Karl Lagerfeld is another designer who is greatly missed for his theatrics. The late designer passed away on February 19, 2019 in Paris. For his Spring 2015 collection, Lagerfeld took a feminist stance and created a playful protest for woman’s equality. According to Vogue.com, “ Cara Delevingne and Caroline de Maigret had megaphones in hand as a parade of models including Kendall Jenner, Georgia May Jagger, Edie Campbell, Joan Smalls, and even Gisele Bündchen, brandished signs that read “History is Her Story,” “Feminism Not Masochism,” “We Can Match the Machos” and “Ladies First.” Even male model Baptiste Giabiconi waved a “He For She” banner, which just might be our favorite nod to Emma Watson’s global UN campaign yet. Perhaps the “Free Freedom” sign was a winking nod to Free the Nipple, the cause du jour for models like Delevingne, who opened the show and Kendall Jenner, who Instagrammed about it post show. “I’m Every Woman” blared from the speakers, and everyone danced in their seats.”

Chanel spring 2015 collection. (Photo courtesy of elle.com)

While some fashion critics predicted a worldwide boycott of Nike products after their controversial “Just Do It” campaign featuring Colin Kaepernick, they were proven wrong when the company reported a 10 percent jump in income. It turns out that millennials expect companies to take a position on social and political issues.

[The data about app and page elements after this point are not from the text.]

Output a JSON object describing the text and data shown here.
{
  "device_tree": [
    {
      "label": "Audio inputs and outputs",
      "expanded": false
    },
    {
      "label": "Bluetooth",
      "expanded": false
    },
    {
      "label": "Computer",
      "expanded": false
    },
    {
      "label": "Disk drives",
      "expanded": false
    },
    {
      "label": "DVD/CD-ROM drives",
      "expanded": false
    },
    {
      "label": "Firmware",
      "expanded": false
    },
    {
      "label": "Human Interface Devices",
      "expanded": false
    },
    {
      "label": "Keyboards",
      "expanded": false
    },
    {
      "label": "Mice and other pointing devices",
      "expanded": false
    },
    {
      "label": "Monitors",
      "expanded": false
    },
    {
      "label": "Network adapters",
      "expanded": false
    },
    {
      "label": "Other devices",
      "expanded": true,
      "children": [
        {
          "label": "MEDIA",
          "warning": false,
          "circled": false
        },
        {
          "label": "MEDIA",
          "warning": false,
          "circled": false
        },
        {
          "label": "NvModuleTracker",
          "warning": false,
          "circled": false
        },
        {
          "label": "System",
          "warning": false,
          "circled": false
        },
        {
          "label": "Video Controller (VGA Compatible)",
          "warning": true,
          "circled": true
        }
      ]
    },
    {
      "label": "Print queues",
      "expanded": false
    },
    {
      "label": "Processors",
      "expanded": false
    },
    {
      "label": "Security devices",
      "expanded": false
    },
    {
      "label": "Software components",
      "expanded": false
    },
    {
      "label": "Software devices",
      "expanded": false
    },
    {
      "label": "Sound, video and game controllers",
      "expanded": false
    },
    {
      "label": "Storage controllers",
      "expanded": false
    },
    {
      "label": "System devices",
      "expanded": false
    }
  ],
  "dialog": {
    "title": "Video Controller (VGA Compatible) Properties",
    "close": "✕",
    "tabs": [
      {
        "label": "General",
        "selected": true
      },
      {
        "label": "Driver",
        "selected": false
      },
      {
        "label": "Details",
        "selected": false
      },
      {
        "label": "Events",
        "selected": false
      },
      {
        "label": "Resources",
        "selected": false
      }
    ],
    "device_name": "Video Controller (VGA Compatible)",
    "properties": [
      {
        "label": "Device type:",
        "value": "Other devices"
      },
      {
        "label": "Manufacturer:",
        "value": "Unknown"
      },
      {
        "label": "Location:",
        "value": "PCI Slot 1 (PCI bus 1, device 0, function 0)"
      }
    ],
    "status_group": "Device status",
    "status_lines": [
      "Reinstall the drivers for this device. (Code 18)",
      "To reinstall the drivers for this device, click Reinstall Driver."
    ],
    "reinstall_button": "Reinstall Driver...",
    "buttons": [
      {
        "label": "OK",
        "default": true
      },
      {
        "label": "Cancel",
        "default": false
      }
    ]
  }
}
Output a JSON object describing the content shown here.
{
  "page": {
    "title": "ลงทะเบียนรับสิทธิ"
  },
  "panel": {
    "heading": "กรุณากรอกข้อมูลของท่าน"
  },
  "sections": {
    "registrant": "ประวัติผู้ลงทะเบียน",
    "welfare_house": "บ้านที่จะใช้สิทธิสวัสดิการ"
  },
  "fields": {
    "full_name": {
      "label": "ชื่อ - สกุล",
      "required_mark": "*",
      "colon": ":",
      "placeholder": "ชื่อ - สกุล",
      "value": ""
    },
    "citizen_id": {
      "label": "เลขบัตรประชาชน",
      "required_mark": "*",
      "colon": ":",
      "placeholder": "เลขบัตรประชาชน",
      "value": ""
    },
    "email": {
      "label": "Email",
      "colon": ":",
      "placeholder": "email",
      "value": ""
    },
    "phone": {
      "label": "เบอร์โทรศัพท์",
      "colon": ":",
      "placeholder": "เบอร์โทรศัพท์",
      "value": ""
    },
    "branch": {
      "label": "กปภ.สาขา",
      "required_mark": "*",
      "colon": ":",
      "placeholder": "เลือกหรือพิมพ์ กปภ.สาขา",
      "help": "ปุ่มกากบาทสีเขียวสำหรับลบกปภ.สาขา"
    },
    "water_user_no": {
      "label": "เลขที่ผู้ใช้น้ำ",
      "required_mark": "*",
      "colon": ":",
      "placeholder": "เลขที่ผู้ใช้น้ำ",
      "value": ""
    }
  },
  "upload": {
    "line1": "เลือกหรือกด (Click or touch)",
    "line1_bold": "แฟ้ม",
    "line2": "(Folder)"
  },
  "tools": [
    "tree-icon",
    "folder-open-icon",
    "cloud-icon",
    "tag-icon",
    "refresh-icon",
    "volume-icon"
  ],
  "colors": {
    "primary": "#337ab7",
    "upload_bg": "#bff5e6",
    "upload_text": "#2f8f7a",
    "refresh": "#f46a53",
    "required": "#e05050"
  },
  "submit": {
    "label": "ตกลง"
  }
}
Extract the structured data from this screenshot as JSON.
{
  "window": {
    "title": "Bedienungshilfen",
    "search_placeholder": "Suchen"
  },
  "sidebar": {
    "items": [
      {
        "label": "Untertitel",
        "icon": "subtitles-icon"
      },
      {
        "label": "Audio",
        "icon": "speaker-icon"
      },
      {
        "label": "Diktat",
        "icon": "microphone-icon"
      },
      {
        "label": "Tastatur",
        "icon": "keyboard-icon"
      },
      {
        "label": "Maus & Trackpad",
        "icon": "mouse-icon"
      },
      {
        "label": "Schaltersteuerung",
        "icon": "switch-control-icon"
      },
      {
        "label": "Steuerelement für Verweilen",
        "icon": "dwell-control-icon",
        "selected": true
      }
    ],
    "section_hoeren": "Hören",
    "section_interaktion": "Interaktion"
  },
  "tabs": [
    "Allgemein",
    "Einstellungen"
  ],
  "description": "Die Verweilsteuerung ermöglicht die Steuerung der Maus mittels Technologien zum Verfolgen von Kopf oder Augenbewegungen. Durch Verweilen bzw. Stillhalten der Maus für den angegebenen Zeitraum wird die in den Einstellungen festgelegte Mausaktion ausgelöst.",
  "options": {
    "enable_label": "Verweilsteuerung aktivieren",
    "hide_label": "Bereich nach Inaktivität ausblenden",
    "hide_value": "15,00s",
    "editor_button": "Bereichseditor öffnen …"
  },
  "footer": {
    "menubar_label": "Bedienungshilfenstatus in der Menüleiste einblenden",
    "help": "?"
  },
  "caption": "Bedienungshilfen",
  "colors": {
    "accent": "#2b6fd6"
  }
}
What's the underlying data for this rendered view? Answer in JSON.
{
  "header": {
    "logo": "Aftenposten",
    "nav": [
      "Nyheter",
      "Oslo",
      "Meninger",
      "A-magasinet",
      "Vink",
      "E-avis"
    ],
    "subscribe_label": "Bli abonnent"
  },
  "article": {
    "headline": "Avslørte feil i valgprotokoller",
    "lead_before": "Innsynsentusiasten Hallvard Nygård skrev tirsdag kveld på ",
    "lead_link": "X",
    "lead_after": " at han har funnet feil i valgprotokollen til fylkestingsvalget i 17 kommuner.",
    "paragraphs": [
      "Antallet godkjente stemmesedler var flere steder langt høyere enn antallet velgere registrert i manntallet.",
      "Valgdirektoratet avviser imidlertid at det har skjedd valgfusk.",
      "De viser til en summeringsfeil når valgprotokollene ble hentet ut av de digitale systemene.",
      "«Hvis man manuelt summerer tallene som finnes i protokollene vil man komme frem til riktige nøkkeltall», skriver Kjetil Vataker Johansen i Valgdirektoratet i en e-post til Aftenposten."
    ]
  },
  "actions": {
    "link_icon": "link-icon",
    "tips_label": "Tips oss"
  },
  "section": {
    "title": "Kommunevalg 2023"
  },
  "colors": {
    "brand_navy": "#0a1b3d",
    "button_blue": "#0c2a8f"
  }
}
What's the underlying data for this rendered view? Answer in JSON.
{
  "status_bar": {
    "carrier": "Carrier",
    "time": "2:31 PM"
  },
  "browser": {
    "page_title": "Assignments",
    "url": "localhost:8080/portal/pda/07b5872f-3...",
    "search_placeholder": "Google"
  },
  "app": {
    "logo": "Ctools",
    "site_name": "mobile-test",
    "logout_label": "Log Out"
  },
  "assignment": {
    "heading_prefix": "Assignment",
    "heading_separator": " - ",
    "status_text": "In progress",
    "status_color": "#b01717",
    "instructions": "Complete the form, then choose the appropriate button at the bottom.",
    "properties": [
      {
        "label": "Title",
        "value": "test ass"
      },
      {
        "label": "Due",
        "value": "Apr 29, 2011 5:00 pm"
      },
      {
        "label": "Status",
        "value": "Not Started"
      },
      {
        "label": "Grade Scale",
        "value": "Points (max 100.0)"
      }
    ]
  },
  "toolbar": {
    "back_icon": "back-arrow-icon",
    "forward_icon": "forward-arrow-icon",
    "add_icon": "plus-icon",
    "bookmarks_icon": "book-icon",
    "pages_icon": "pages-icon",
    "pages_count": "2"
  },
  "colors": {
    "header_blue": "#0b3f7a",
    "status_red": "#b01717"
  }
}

TELL US, HOW IMPORTANT IS IT TO YOU THAT BRANDS TAKE A STAND ON SOCIAL, POLITICAL AND ENVIRONMENTAL ISSUES ?

Introducing the CFDA’s Young Guns

Mike Amiri, Kristopher Brock, Nadja Swarovski, Aurora James, and Kerby Jean-Raymond - Photo courtesy of WWD.com

Mike Amiri, Kristopher Brock, Nadja Swarovski, Aurora James, and Kerby Jean-Raymond – Photo courtesy of WWD.com

As fashion educators and bloggers, we have a responsibility to cover important events in our industry—for example, the recent 2018 CFDA Fashion Awards—even when the CFDA honors Kim Kardashian (GASP!) with the CFDA Influencer Award. While we are still a little stumped on that decision, we are thrilled to introduce you to the honored newcomers to the fashion industry – also known as the five nominees for the Swarovski Award for Emerging Talent. Read More